Though Cheltenham were pressing strongly, they were never quite able to create that clear cut chance to force the equaliser - in some ways, you could say their performance was like ours at Oxford last weekend - in the ascendancy but without any cutting edge. As the game moved into injury time, though I didn’t really ever feel we were having to cling on, our defenders were certainly having to work hard - Devera and Risser clashing heads with each other in clearing the ball for a corner. It was obviously reasonably serious - and with no subs left, Devera had to have his head bandaged (and would later need stitches) - quite understandably, the referee allowed both players to remain on the field of play. The Cheltenham fans (and their physio, who had treated Risser) were calling for both players to leave the pitch, which would have been ridiculous - but it did make me wonder what the official rule on this is, so I looked it up this evening... and found that players don’t have to leave the pitch ‘when players from the same team have collided and need immediate attention’. Thankfully, Foderingham got to it to punch away, and as the ball was cleared, the final whistle was blown.
Come the end of the game, it was a little strange that the usual stampede to the exits didn’t happen immediately - instead, everyone stayed on to applaud the team, and of course, wait for Paolo di Canio’s post match celebration... he didn’t disappoint, holding his scarf above his head and punching the air in jubilation.

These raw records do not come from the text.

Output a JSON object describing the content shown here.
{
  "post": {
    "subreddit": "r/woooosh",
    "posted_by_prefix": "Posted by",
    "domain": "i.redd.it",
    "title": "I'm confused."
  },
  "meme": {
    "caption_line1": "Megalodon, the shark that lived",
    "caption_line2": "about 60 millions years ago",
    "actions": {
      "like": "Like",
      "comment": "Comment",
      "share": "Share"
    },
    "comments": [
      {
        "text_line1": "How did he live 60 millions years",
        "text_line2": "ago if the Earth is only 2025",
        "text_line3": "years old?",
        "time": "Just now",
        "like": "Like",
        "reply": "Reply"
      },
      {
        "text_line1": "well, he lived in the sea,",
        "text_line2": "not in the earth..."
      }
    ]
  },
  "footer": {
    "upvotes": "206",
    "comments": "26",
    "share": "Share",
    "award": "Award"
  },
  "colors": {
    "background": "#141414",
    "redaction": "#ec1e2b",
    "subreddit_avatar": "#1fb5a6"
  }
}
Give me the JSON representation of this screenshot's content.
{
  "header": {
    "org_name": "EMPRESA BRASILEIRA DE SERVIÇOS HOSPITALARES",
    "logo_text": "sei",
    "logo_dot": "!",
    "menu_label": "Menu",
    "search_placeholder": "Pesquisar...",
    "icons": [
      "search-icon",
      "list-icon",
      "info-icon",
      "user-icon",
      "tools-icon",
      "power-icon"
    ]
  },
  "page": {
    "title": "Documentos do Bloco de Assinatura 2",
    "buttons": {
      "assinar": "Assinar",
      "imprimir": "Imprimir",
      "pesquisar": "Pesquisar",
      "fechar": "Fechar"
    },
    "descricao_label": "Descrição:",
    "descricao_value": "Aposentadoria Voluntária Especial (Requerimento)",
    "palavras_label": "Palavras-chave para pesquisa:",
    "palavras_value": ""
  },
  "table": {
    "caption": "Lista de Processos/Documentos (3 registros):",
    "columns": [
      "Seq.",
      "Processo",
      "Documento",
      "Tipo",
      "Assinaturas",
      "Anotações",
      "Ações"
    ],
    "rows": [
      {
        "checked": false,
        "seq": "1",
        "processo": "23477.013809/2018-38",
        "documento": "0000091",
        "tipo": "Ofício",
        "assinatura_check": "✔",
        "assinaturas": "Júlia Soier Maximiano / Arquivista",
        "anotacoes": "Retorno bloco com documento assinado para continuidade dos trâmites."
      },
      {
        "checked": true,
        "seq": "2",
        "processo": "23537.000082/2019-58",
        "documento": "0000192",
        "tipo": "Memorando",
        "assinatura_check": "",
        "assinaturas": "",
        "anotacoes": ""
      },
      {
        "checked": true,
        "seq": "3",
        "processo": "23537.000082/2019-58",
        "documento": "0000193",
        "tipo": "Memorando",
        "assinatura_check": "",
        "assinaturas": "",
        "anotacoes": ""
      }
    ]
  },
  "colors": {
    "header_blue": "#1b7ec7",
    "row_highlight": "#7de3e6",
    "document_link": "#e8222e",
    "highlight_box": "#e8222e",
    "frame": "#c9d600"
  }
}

Twelve wins out of thirteen, our tenth straight home league win (thirteen in all competitions, fourteen if you include the JPT penalty shoot out win over Wimbledon), one goal conceded at home in the last twelve league matches, recent wins against five of the top six teams, an eight point gap at the top with goal difference almost twice as good as the next team... can’t really complain, can we? :)